**What you should do:**
Leaving out the pictures, restate each record below word for word.

**Material for this task:**
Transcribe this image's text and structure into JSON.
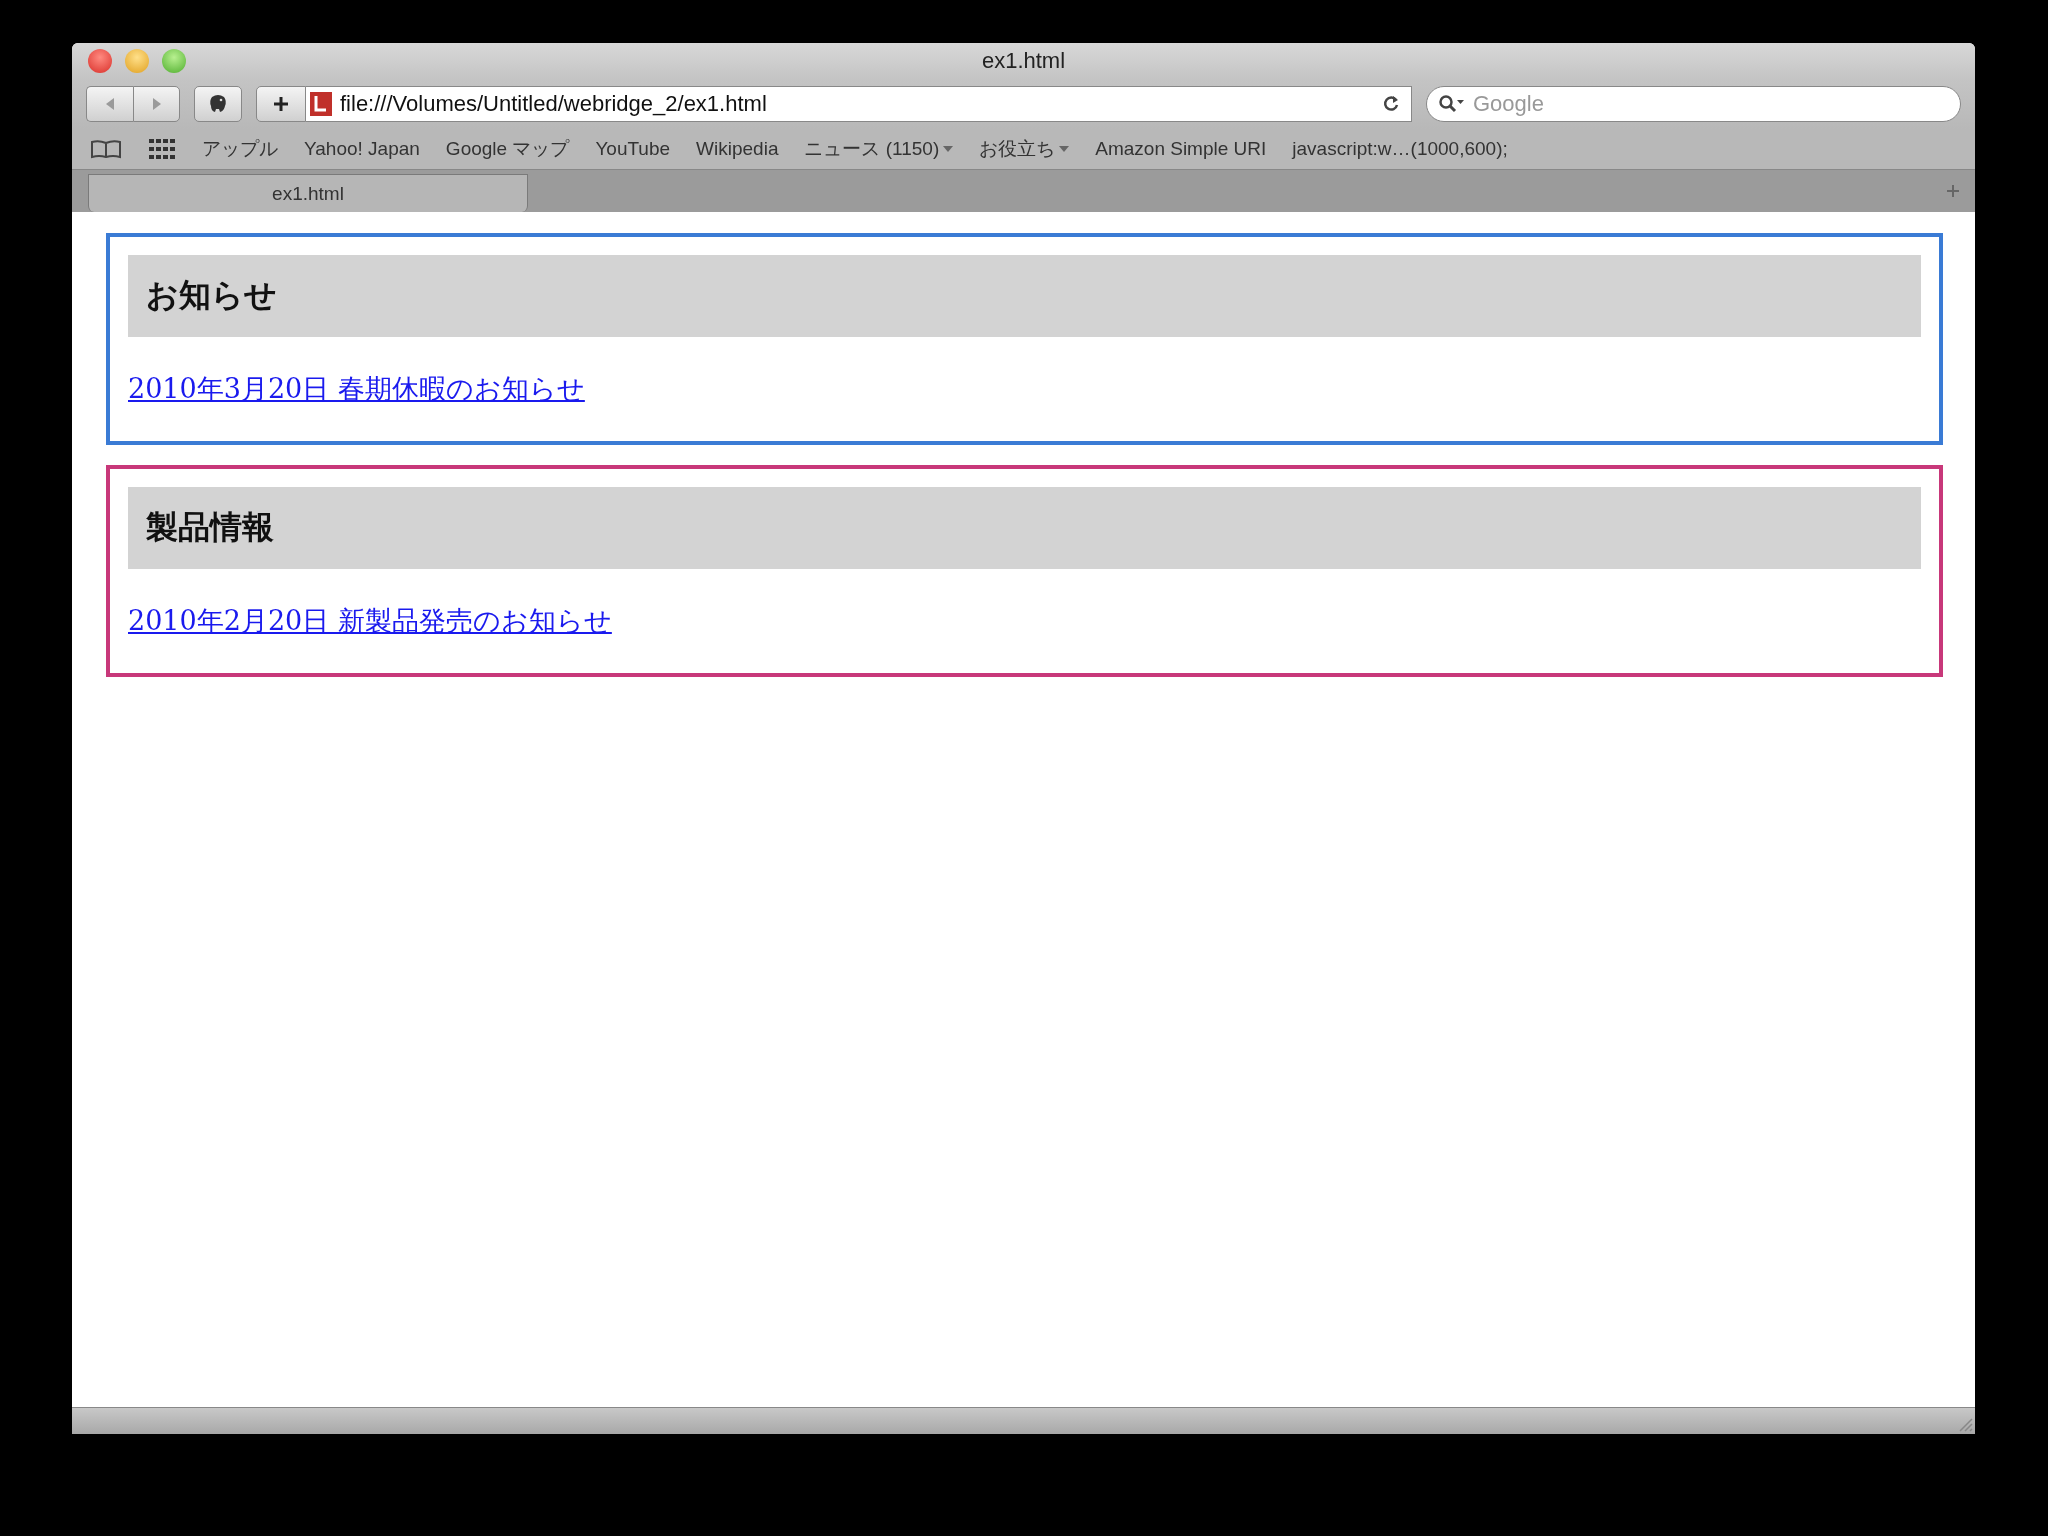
{
  "window": {
    "title": "ex1.html"
  },
  "toolbar": {
    "address": "file:///Volumes/Untitled/webridge_2/ex1.html",
    "search": {
      "placeholder": "Google"
    }
  },
  "bookmarks": [
    {
      "label": "アップル",
      "kind": "link"
    },
    {
      "label": "Yahoo! Japan",
      "kind": "link"
    },
    {
      "label": "Google マップ",
      "kind": "link"
    },
    {
      "label": "YouTube",
      "kind": "link"
    },
    {
      "label": "Wikipedia",
      "kind": "link"
    },
    {
      "label": "ニュース (1150)",
      "kind": "folder"
    },
    {
      "label": "お役立ち",
      "kind": "folder"
    },
    {
      "label": "Amazon Simple URI",
      "kind": "link"
    },
    {
      "label": "javascript:w…(1000,600);",
      "kind": "link"
    }
  ],
  "tabs": [
    {
      "label": "ex1.html",
      "selected": true
    }
  ],
  "sections": [
    {
      "heading": "お知らせ",
      "color": "#3a7bd5",
      "link": "2010年3月20日 春期休暇のお知らせ"
    },
    {
      "heading": "製品情報",
      "color": "#c8387a",
      "link": "2010年2月20日 新製品発売のお知らせ"
    }
  ]
}
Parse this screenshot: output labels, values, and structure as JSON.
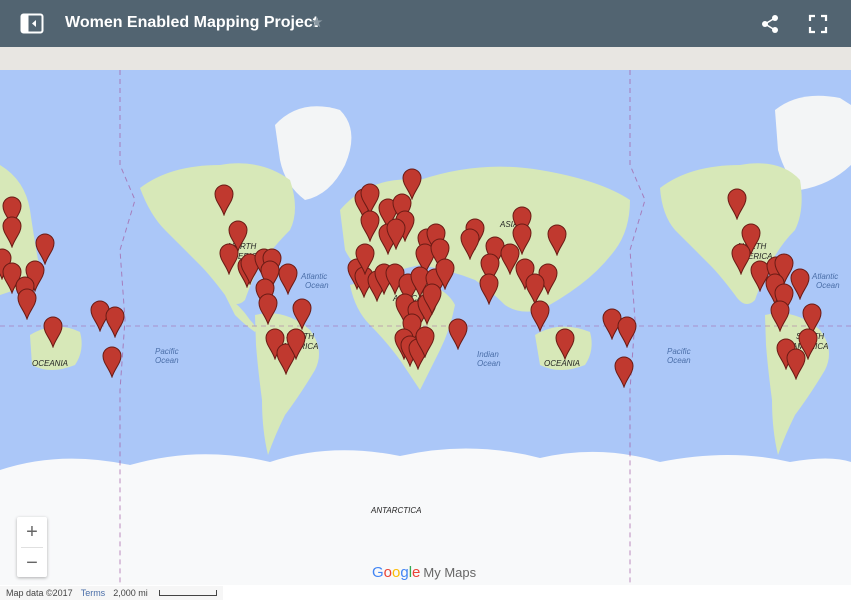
{
  "header": {
    "title": "Women Enabled Mapping Project",
    "star_glyph": "★",
    "sidebar_icon": "sidebar-toggle-icon",
    "share_icon": "share-icon",
    "fullscreen_icon": "fullscreen-icon",
    "background": "#526471"
  },
  "map": {
    "ocean_color": "#abc7f8",
    "land_color": "#d7e8b8",
    "ice_color": "#f8f9fa",
    "pin_color": "#c0392f",
    "labels": [
      {
        "text": "NORTH",
        "kind": "cont"
      },
      {
        "text": "AMERICA",
        "kind": "cont"
      },
      {
        "text": "Atlantic",
        "kind": "ocean"
      },
      {
        "text": "Ocean",
        "kind": "ocean"
      },
      {
        "text": "SOUTH",
        "kind": "cont"
      },
      {
        "text": "AMERICA",
        "kind": "cont"
      },
      {
        "text": "Pacific",
        "kind": "ocean"
      },
      {
        "text": "Ocean",
        "kind": "ocean"
      },
      {
        "text": "OCEANIA",
        "kind": "cont"
      },
      {
        "text": "ASIA",
        "kind": "cont"
      },
      {
        "text": "AFRICA",
        "kind": "cont"
      },
      {
        "text": "Indian",
        "kind": "ocean"
      },
      {
        "text": "Ocean",
        "kind": "ocean"
      },
      {
        "text": "OCEANIA",
        "kind": "cont"
      },
      {
        "text": "NORTH",
        "kind": "cont"
      },
      {
        "text": "AMERICA",
        "kind": "cont"
      },
      {
        "text": "Atlantic",
        "kind": "ocean"
      },
      {
        "text": "Ocean",
        "kind": "ocean"
      },
      {
        "text": "Pacific",
        "kind": "ocean"
      },
      {
        "text": "Ocean",
        "kind": "ocean"
      },
      {
        "text": "SOUTH",
        "kind": "cont"
      },
      {
        "text": "AMERICA",
        "kind": "cont"
      },
      {
        "text": "ANTARCTICA",
        "kind": "cont"
      }
    ]
  },
  "controls": {
    "zoom_in": "+",
    "zoom_out": "−"
  },
  "branding": {
    "google": [
      "G",
      "o",
      "o",
      "g",
      "l",
      "e"
    ],
    "product": "My Maps"
  },
  "attribution": {
    "map_data": "Map data ©2017",
    "terms": "Terms",
    "scale": "2,000 mi"
  }
}
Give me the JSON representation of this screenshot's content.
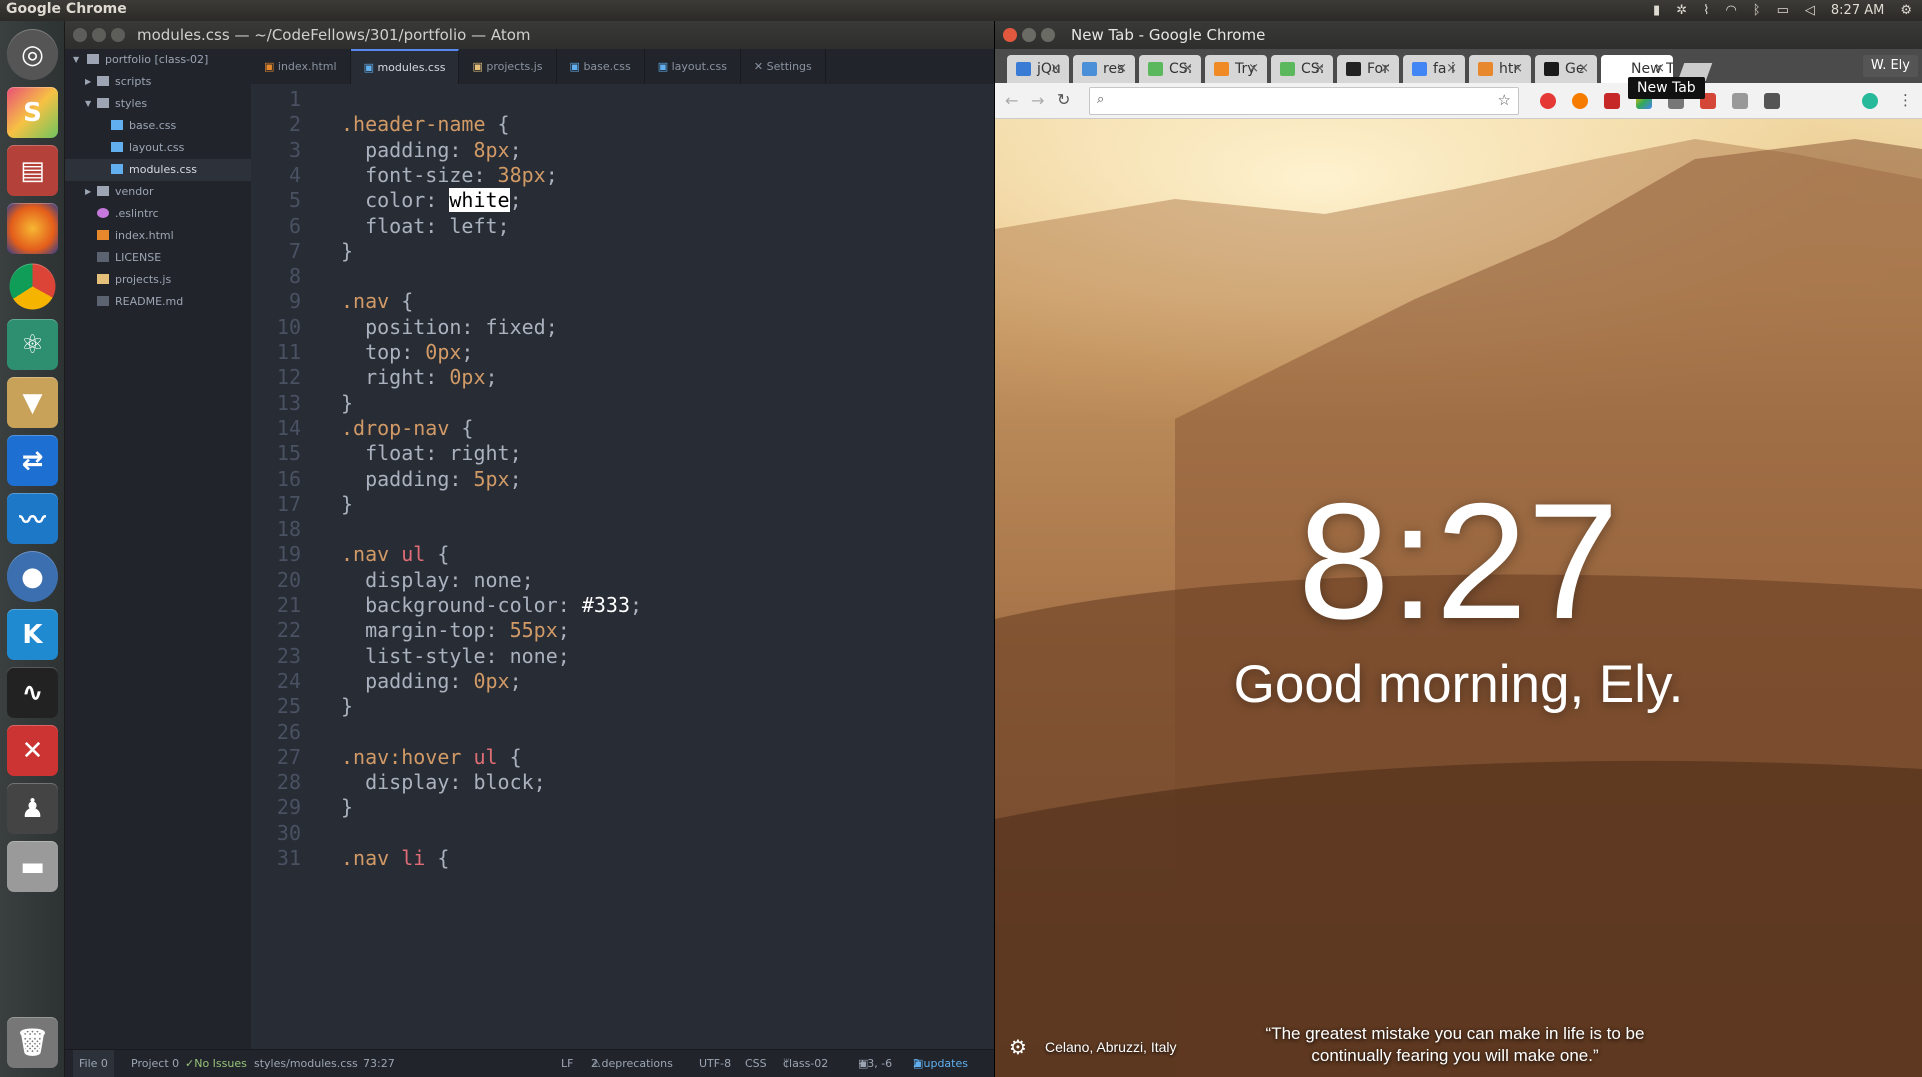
{
  "system": {
    "app_name": "Google Chrome",
    "clock": "8:27 AM"
  },
  "atom": {
    "title": "modules.css — ~/CodeFellows/301/portfolio — Atom",
    "tree": [
      {
        "label": "portfolio [class-02]",
        "type": "project"
      },
      {
        "label": "scripts",
        "type": "folder"
      },
      {
        "label": "styles",
        "type": "folder-open"
      },
      {
        "label": "base.css",
        "type": "css"
      },
      {
        "label": "layout.css",
        "type": "css"
      },
      {
        "label": "modules.css",
        "type": "css",
        "selected": true
      },
      {
        "label": "vendor",
        "type": "folder"
      },
      {
        "label": ".eslintrc",
        "type": "config"
      },
      {
        "label": "index.html",
        "type": "html"
      },
      {
        "label": "LICENSE",
        "type": "text"
      },
      {
        "label": "projects.js",
        "type": "js"
      },
      {
        "label": "README.md",
        "type": "text"
      }
    ],
    "tabs": [
      "index.html",
      "modules.css",
      "projects.js",
      "base.css",
      "layout.css",
      "Settings"
    ],
    "active_tab": "modules.css",
    "code_lines": [
      "",
      ".header-name {",
      "  padding: 8px;",
      "  font-size: 38px;",
      "  color: white;",
      "  float: left;",
      "}",
      "",
      ".nav {",
      "  position: fixed;",
      "  top: 0px;",
      "  right: 0px;",
      "}",
      ".drop-nav {",
      "  float: right;",
      "  padding: 5px;",
      "}",
      "",
      ".nav ul {",
      "  display: none;",
      "  background-color: #333;",
      "  margin-top: 55px;",
      "  list-style: none;",
      "  padding: 0px;",
      "}",
      "",
      ".nav:hover ul {",
      "  display: block;",
      "}",
      "",
      ".nav li {"
    ],
    "status": {
      "file": "File 0",
      "project": "Project 0",
      "issues": "No Issues",
      "path": "styles/modules.css",
      "cursor": "73:27",
      "line_ending": "LF",
      "deprecations": "2 deprecations",
      "encoding": "UTF-8",
      "grammar": "CSS",
      "branch": "class-02",
      "git_diff": "+3, -6",
      "updates": "2 updates"
    }
  },
  "chrome": {
    "title": "New Tab - Google Chrome",
    "tabs": [
      {
        "label": "jQu",
        "color": "#3a7bd5"
      },
      {
        "label": "res",
        "color": "#4a90d9"
      },
      {
        "label": "CS:",
        "color": "#5cb85c"
      },
      {
        "label": "Try",
        "color": "#f08a24"
      },
      {
        "label": "CS:",
        "color": "#5cb85c"
      },
      {
        "label": "For",
        "color": "#222222"
      },
      {
        "label": "fa i",
        "color": "#4285f4"
      },
      {
        "label": "htr",
        "color": "#e8882c"
      },
      {
        "label": "Ge",
        "color": "#1a1a1a"
      },
      {
        "label": "New T",
        "color": "#ffffff"
      }
    ],
    "user": "W. Ely",
    "tooltip": "New Tab",
    "ntp": {
      "time": "8:27",
      "greeting": "Good morning, Ely.",
      "location": "Celano, Abruzzi, Italy",
      "quote_line1": "“The greatest mistake you can make in life is to be",
      "quote_line2": "continually fearing you will make one.”"
    }
  }
}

**Solution to this problem:**
Transcribe this image's text and structure into JSON.
{
  "window": {
    "title": "ex1.html"
  },
  "toolbar": {
    "address": "file:///Volumes/Untitled/webridge_2/ex1.html",
    "search": {
      "placeholder": "Google"
    }
  },
  "bookmarks": [
    {
      "label": "アップル",
      "kind": "link"
    },
    {
      "label": "Yahoo! Japan",
      "kind": "link"
    },
    {
      "label": "Google マップ",
      "kind": "link"
    },
    {
      "label": "YouTube",
      "kind": "link"
    },
    {
      "label": "Wikipedia",
      "kind": "link"
    },
    {
      "label": "ニュース (1150)",
      "kind": "folder"
    },
    {
      "label": "お役立ち",
      "kind": "folder"
    },
    {
      "label": "Amazon Simple URI",
      "kind": "link"
    },
    {
      "label": "javascript:w…(1000,600);",
      "kind": "link"
    }
  ],
  "tabs": [
    {
      "label": "ex1.html",
      "selected": true
    }
  ],
  "sections": [
    {
      "heading": "お知らせ",
      "color": "#3a7bd5",
      "link": "2010年3月20日 春期休暇のお知らせ"
    },
    {
      "heading": "製品情報",
      "color": "#c8387a",
      "link": "2010年2月20日 新製品発売のお知らせ"
    }
  ]
}
Parse this screenshot: output labels, values, and structure as JSON.
{
  "header": {
    "title": "Women Enabled Mapping Project",
    "star_glyph": "★",
    "sidebar_icon": "sidebar-toggle-icon",
    "share_icon": "share-icon",
    "fullscreen_icon": "fullscreen-icon",
    "background": "#526471"
  },
  "map": {
    "ocean_color": "#abc7f8",
    "land_color": "#d7e8b8",
    "ice_color": "#f8f9fa",
    "pin_color": "#c0392f",
    "labels": [
      {
        "text": "NORTH",
        "kind": "cont"
      },
      {
        "text": "AMERICA",
        "kind": "cont"
      },
      {
        "text": "Atlantic",
        "kind": "ocean"
      },
      {
        "text": "Ocean",
        "kind": "ocean"
      },
      {
        "text": "SOUTH",
        "kind": "cont"
      },
      {
        "text": "AMERICA",
        "kind": "cont"
      },
      {
        "text": "Pacific",
        "kind": "ocean"
      },
      {
        "text": "Ocean",
        "kind": "ocean"
      },
      {
        "text": "OCEANIA",
        "kind": "cont"
      },
      {
        "text": "ASIA",
        "kind": "cont"
      },
      {
        "text": "AFRICA",
        "kind": "cont"
      },
      {
        "text": "Indian",
        "kind": "ocean"
      },
      {
        "text": "Ocean",
        "kind": "ocean"
      },
      {
        "text": "OCEANIA",
        "kind": "cont"
      },
      {
        "text": "NORTH",
        "kind": "cont"
      },
      {
        "text": "AMERICA",
        "kind": "cont"
      },
      {
        "text": "Atlantic",
        "kind": "ocean"
      },
      {
        "text": "Ocean",
        "kind": "ocean"
      },
      {
        "text": "Pacific",
        "kind": "ocean"
      },
      {
        "text": "Ocean",
        "kind": "ocean"
      },
      {
        "text": "SOUTH",
        "kind": "cont"
      },
      {
        "text": "AMERICA",
        "kind": "cont"
      },
      {
        "text": "ANTARCTICA",
        "kind": "cont"
      }
    ]
  },
  "controls": {
    "zoom_in": "+",
    "zoom_out": "−"
  },
  "branding": {
    "google": [
      "G",
      "o",
      "o",
      "g",
      "l",
      "e"
    ],
    "product": "My Maps"
  },
  "attribution": {
    "map_data": "Map data ©2017",
    "terms": "Terms",
    "scale": "2,000 mi"
  }
}
Give me the JSON representation of this screenshot's content.
{
  "system": {
    "app_name": "Google Chrome",
    "clock": "8:27 AM"
  },
  "atom": {
    "title": "modules.css — ~/CodeFellows/301/portfolio — Atom",
    "tree": [
      {
        "label": "portfolio [class-02]",
        "type": "project"
      },
      {
        "label": "scripts",
        "type": "folder"
      },
      {
        "label": "styles",
        "type": "folder-open"
      },
      {
        "label": "base.css",
        "type": "css"
      },
      {
        "label": "layout.css",
        "type": "css"
      },
      {
        "label": "modules.css",
        "type": "css",
        "selected": true
      },
      {
        "label": "vendor",
        "type": "folder"
      },
      {
        "label": ".eslintrc",
        "type": "config"
      },
      {
        "label": "index.html",
        "type": "html"
      },
      {
        "label": "LICENSE",
        "type": "text"
      },
      {
        "label": "projects.js",
        "type": "js"
      },
      {
        "label": "README.md",
        "type": "text"
      }
    ],
    "tabs": [
      "index.html",
      "modules.css",
      "projects.js",
      "base.css",
      "layout.css",
      "Settings"
    ],
    "active_tab": "modules.css",
    "code_lines": [
      "",
      ".header-name {",
      "  padding: 8px;",
      "  font-size: 38px;",
      "  color: white;",
      "  float: left;",
      "}",
      "",
      ".nav {",
      "  position: fixed;",
      "  top: 0px;",
      "  right: 0px;",
      "}",
      ".drop-nav {",
      "  float: right;",
      "  padding: 5px;",
      "}",
      "",
      ".nav ul {",
      "  display: none;",
      "  background-color: #333;",
      "  margin-top: 55px;",
      "  list-style: none;",
      "  padding: 0px;",
      "}",
      "",
      ".nav:hover ul {",
      "  display: block;",
      "}",
      "",
      ".nav li {"
    ],
    "status": {
      "file": "File 0",
      "project": "Project 0",
      "issues": "No Issues",
      "path": "styles/modules.css",
      "cursor": "73:27",
      "line_ending": "LF",
      "deprecations": "2 deprecations",
      "encoding": "UTF-8",
      "grammar": "CSS",
      "branch": "class-02",
      "git_diff": "+3, -6",
      "updates": "2 updates"
    }
  },
  "chrome": {
    "title": "New Tab - Google Chrome",
    "tabs": [
      {
        "label": "jQu",
        "color": "#3a7bd5"
      },
      {
        "label": "res",
        "color": "#4a90d9"
      },
      {
        "label": "CS:",
        "color": "#5cb85c"
      },
      {
        "label": "Try",
        "color": "#f08a24"
      },
      {
        "label": "CS:",
        "color": "#5cb85c"
      },
      {
        "label": "For",
        "color": "#222222"
      },
      {
        "label": "fa i",
        "color": "#4285f4"
      },
      {
        "label": "htr",
        "color": "#e8882c"
      },
      {
        "label": "Ge",
        "color": "#1a1a1a"
      },
      {
        "label": "New T",
        "color": "#ffffff"
      }
    ],
    "user": "W. Ely",
    "tooltip": "New Tab",
    "ntp": {
      "time": "8:27",
      "greeting": "Good morning, Ely.",
      "location": "Celano, Abruzzi, Italy",
      "quote_line1": "“The greatest mistake you can make in life is to be",
      "quote_line2": "continually fearing you will make one.”"
    }
  }
}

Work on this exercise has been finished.